Word for word, restate the records that follow.

++++ DATA PROVIDED ++++

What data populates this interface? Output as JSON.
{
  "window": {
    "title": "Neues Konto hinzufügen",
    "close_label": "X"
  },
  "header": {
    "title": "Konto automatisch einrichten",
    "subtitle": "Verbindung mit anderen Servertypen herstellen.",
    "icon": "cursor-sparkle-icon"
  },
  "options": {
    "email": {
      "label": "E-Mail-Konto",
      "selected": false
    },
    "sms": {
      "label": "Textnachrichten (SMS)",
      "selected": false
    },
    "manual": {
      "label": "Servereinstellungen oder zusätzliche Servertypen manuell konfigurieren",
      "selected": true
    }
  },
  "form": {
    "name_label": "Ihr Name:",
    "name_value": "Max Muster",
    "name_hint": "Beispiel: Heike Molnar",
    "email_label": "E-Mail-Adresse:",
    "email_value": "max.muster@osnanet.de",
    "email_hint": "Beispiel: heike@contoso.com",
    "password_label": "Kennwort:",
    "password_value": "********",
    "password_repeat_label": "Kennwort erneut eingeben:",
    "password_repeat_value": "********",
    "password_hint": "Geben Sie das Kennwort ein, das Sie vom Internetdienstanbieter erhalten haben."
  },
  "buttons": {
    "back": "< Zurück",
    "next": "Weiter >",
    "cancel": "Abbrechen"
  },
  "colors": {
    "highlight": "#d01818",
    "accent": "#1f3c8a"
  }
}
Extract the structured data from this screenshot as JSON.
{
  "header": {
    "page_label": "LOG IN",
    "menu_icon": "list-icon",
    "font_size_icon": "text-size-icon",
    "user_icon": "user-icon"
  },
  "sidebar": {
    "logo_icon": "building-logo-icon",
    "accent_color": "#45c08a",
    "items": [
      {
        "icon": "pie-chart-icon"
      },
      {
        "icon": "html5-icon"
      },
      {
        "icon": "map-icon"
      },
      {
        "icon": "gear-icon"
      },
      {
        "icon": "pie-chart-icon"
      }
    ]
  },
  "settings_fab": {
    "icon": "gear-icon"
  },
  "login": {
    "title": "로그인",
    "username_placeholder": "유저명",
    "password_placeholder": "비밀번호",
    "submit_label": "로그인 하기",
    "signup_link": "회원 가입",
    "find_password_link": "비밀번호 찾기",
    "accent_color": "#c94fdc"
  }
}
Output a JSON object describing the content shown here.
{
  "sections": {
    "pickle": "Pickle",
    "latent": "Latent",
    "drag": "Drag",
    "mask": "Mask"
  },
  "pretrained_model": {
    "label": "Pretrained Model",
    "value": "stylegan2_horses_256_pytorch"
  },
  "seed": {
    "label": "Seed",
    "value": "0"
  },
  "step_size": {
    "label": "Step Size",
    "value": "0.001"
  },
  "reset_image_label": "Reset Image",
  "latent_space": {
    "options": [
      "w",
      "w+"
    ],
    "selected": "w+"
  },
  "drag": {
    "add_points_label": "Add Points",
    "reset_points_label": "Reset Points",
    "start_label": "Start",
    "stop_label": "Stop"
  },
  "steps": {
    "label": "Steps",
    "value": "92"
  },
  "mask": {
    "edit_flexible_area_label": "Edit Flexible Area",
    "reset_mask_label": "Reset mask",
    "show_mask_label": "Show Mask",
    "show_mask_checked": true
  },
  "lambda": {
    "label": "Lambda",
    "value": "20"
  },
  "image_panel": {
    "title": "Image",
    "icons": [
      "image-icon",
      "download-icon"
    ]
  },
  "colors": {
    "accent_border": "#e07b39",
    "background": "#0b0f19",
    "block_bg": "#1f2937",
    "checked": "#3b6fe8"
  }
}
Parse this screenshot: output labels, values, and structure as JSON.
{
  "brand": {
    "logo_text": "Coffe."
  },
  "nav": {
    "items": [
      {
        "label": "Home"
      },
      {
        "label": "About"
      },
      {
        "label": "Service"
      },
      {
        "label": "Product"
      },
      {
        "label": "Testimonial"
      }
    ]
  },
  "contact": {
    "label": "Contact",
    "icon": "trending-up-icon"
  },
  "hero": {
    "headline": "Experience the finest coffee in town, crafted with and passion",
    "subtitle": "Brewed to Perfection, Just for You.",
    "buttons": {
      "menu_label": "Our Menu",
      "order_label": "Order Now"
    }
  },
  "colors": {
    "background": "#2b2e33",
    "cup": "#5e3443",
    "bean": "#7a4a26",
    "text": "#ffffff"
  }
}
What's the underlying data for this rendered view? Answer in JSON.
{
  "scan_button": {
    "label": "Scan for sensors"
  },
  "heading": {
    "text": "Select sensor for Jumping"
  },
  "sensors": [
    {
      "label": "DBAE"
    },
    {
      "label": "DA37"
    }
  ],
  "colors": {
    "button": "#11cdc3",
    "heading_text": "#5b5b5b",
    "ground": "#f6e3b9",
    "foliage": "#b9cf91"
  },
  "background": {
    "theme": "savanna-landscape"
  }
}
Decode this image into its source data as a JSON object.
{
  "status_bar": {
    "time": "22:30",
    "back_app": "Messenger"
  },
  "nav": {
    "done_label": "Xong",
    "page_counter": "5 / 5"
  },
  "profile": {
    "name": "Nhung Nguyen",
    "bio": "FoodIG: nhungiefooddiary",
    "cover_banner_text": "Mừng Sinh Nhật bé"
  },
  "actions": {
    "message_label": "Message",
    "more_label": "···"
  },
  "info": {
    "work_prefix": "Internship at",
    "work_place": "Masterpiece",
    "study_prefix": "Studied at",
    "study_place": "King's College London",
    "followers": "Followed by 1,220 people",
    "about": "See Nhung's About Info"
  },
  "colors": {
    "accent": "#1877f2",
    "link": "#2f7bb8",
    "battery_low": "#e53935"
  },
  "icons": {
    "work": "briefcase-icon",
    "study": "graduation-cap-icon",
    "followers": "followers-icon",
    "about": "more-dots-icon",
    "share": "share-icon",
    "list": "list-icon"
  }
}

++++

TASK OUTPUT:
What data populates this interface? Output as JSON.
{
  "window": {
    "title": "Neues Konto hinzufügen",
    "close_label": "X"
  },
  "header": {
    "title": "Konto automatisch einrichten",
    "subtitle": "Verbindung mit anderen Servertypen herstellen.",
    "icon": "cursor-sparkle-icon"
  },
  "options": {
    "email": {
      "label": "E-Mail-Konto",
      "selected": false
    },
    "sms": {
      "label": "Textnachrichten (SMS)",
      "selected": false
    },
    "manual": {
      "label": "Servereinstellungen oder zusätzliche Servertypen manuell konfigurieren",
      "selected": true
    }
  },
  "form": {
    "name_label": "Ihr Name:",
    "name_value": "Max Muster",
    "name_hint": "Beispiel: Heike Molnar",
    "email_label": "E-Mail-Adresse:",
    "email_value": "max.muster@osnanet.de",
    "email_hint": "Beispiel: heike@contoso.com",
    "password_label": "Kennwort:",
    "password_value": "********",
    "password_repeat_label": "Kennwort erneut eingeben:",
    "password_repeat_value": "********",
    "password_hint": "Geben Sie das Kennwort ein, das Sie vom Internetdienstanbieter erhalten haben."
  },
  "buttons": {
    "back": "< Zurück",
    "next": "Weiter >",
    "cancel": "Abbrechen"
  },
  "colors": {
    "highlight": "#d01818",
    "accent": "#1f3c8a"
  }
}
Extract the structured data from this screenshot as JSON.
{
  "header": {
    "page_label": "LOG IN",
    "menu_icon": "list-icon",
    "font_size_icon": "text-size-icon",
    "user_icon": "user-icon"
  },
  "sidebar": {
    "logo_icon": "building-logo-icon",
    "accent_color": "#45c08a",
    "items": [
      {
        "icon": "pie-chart-icon"
      },
      {
        "icon": "html5-icon"
      },
      {
        "icon": "map-icon"
      },
      {
        "icon": "gear-icon"
      },
      {
        "icon": "pie-chart-icon"
      }
    ]
  },
  "settings_fab": {
    "icon": "gear-icon"
  },
  "login": {
    "title": "로그인",
    "username_placeholder": "유저명",
    "password_placeholder": "비밀번호",
    "submit_label": "로그인 하기",
    "signup_link": "회원 가입",
    "find_password_link": "비밀번호 찾기",
    "accent_color": "#c94fdc"
  }
}
Output a JSON object describing the content shown here.
{
  "sections": {
    "pickle": "Pickle",
    "latent": "Latent",
    "drag": "Drag",
    "mask": "Mask"
  },
  "pretrained_model": {
    "label": "Pretrained Model",
    "value": "stylegan2_horses_256_pytorch"
  },
  "seed": {
    "label": "Seed",
    "value": "0"
  },
  "step_size": {
    "label": "Step Size",
    "value": "0.001"
  },
  "reset_image_label": "Reset Image",
  "latent_space": {
    "options": [
      "w",
      "w+"
    ],
    "selected": "w+"
  },
  "drag": {
    "add_points_label": "Add Points",
    "reset_points_label": "Reset Points",
    "start_label": "Start",
    "stop_label": "Stop"
  },
  "steps": {
    "label": "Steps",
    "value": "92"
  },
  "mask": {
    "edit_flexible_area_label": "Edit Flexible Area",
    "reset_mask_label": "Reset mask",
    "show_mask_label": "Show Mask",
    "show_mask_checked": true
  },
  "lambda": {
    "label": "Lambda",
    "value": "20"
  },
  "image_panel": {
    "title": "Image",
    "icons": [
      "image-icon",
      "download-icon"
    ]
  },
  "colors": {
    "accent_border": "#e07b39",
    "background": "#0b0f19",
    "block_bg": "#1f2937",
    "checked": "#3b6fe8"
  }
}
Parse this screenshot: output labels, values, and structure as JSON.
{
  "brand": {
    "logo_text": "Coffe."
  },
  "nav": {
    "items": [
      {
        "label": "Home"
      },
      {
        "label": "About"
      },
      {
        "label": "Service"
      },
      {
        "label": "Product"
      },
      {
        "label": "Testimonial"
      }
    ]
  },
  "contact": {
    "label": "Contact",
    "icon": "trending-up-icon"
  },
  "hero": {
    "headline": "Experience the finest coffee in town, crafted with and passion",
    "subtitle": "Brewed to Perfection, Just for You.",
    "buttons": {
      "menu_label": "Our Menu",
      "order_label": "Order Now"
    }
  },
  "colors": {
    "background": "#2b2e33",
    "cup": "#5e3443",
    "bean": "#7a4a26",
    "text": "#ffffff"
  }
}
What's the underlying data for this rendered view? Answer in JSON.
{
  "scan_button": {
    "label": "Scan for sensors"
  },
  "heading": {
    "text": "Select sensor for Jumping"
  },
  "sensors": [
    {
      "label": "DBAE"
    },
    {
      "label": "DA37"
    }
  ],
  "colors": {
    "button": "#11cdc3",
    "heading_text": "#5b5b5b",
    "ground": "#f6e3b9",
    "foliage": "#b9cf91"
  },
  "background": {
    "theme": "savanna-landscape"
  }
}
Decode this image into its source data as a JSON object.
{
  "status_bar": {
    "time": "22:30",
    "back_app": "Messenger"
  },
  "nav": {
    "done_label": "Xong",
    "page_counter": "5 / 5"
  },
  "profile": {
    "name": "Nhung Nguyen",
    "bio": "FoodIG: nhungiefooddiary",
    "cover_banner_text": "Mừng Sinh Nhật bé"
  },
  "actions": {
    "message_label": "Message",
    "more_label": "···"
  },
  "info": {
    "work_prefix": "Internship at",
    "work_place": "Masterpiece",
    "study_prefix": "Studied at",
    "study_place": "King's College London",
    "followers": "Followed by 1,220 people",
    "about": "See Nhung's About Info"
  },
  "colors": {
    "accent": "#1877f2",
    "link": "#2f7bb8",
    "battery_low": "#e53935"
  },
  "icons": {
    "work": "briefcase-icon",
    "study": "graduation-cap-icon",
    "followers": "followers-icon",
    "about": "more-dots-icon",
    "share": "share-icon",
    "list": "list-icon"
  }
}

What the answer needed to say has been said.